I have found Lawrence Sutin's biography of PKD, Divine Invasions: A Life of Philip K Dick, to be an indispensable resource. On Willis (Bill) Howard's website, Alphane.com (which also includes some info on PJ Harvey who is awesome) there is a cool interview with Sutin. It seems like Sutin is responding to the kinds of questions he got asked while working on the biography (Was Philip K Dick crazy? Was he? WAS HE?). Sutin's nuanced view of Dick's life and work is reflected in his responses.
So was PKD crazy?:
"This was the second most frequent question I was asked during my labors. (The most frequent was "Who is Philip K. Dick?") A good number of the people who asked it (including two psychiatrists of my acquaintance) were smiling in a faintly nasty way, waiting for me to give them the inside poop on just how crazy he was. It was as if they were yearning to hear me say "Yes!" so that they could safely dismiss the strange novels and stories that had somehow, despite themselves, gotten stuck in their heads.
To these people I wanted to say (but never did): "The word 'crazy' could be applied with precisely the same justice to Philip K. Dick as the word 'mediocre' could be applied to yourself."
Was Phil crazy? Some people who knew him think that, at times, he behaved as if he was. Others who knew him deny the label vehemently and even attempt to prove that it just can't be so (though we cannot prove ourselves sane or insane, much less anyone else). Psychiatrists and therapists who dealt with Phil over the course of his life reached no consensus on the issue. Phil himself sometimes feared that he was crazy, but as Anne Dick has shrewdly observed, Phil could be hypochondriacal about his mental state. At other times, he would vehemently defend his own sanity and resent the doubts that showed themselves in others. Then too, he often speculated in the Exegesis that in 2-3-74 he'd been granted (from Who? What?) a release, as if by grace, from the phobias and "psychosis" that had previously plagued him.

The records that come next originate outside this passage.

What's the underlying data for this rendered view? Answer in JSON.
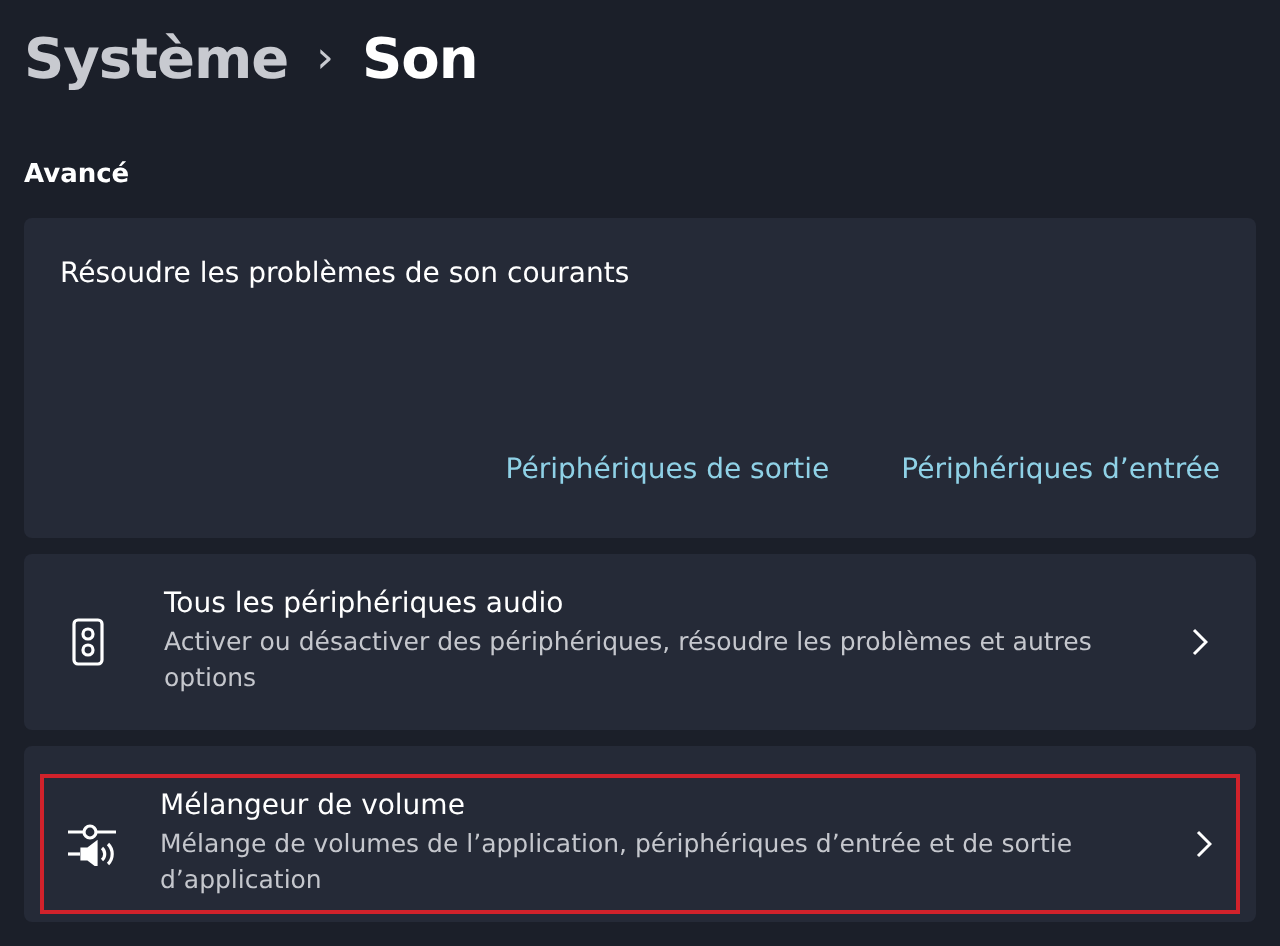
{
  "breadcrumb": {
    "parent": "Système",
    "separator": "›",
    "current": "Son"
  },
  "section_title": "Avancé",
  "troubleshoot": {
    "title": "Résoudre les problèmes de son courants",
    "links": [
      "Périphériques de sortie",
      "Périphériques d’entrée"
    ]
  },
  "items": [
    {
      "kind": "speaker",
      "title": "Tous les périphériques audio",
      "description": "Activer ou désactiver des périphériques, résoudre les problèmes et autres options",
      "highlighted": false
    },
    {
      "kind": "mixer",
      "title": "Mélangeur de volume",
      "description": "Mélange de volumes de l’application, périphériques d’entrée et de sortie d’application",
      "highlighted": true
    }
  ]
}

My own view is that the question of Phil's being crazy or not is a goddamn waste of time. Phil surely did live a strange and intense life. There were periods during which - due to lingering childhood traumas, amphetamine abuse, situational anguish, and the sheer lingering imperfection of the human condition, to name just a few potential contributing factors - he caused intense pain to himself and others. But Phil was also a dedicated professional who made a living writing books that he believed in, books that will endure. He loved a good many people - friends, wives, lovers - and was loved in return. If you slap a label of "crazy" on all this, what do you get in return? Certainly not a richer understanding of Phil's writings, or of his life, or of your own. The same holds true for the label of "temporal lobe epilepsy," which does not bear the same stigma as "schizophrenia" (though there is no good reason why there should be a difference in stigmatization between these two involuntary illnesses), but is equally futile - and ultimately unverifiable - as an encompassing explanation of Phil's life and work.
Either the books speak to you, or they don't. If they do, you had best pay attention to what they are saying - and put aside the reductive diagnostic labels (which so often change from decade to decade, according to zeitgeist fashions). The same holds true for the life, at least as I wrote it."
Read the rest of the interview here.
Damn straight, and don't forget Sutin also edited the Shifting Realities book of Dick's philosophical writing. We are in his debt.
A Dick-Head's up: I have begun reading 3 Stigmata and intend to write a post on the squib which introduces the novel tonight and hopefully Chapter One Monday or Tuesday.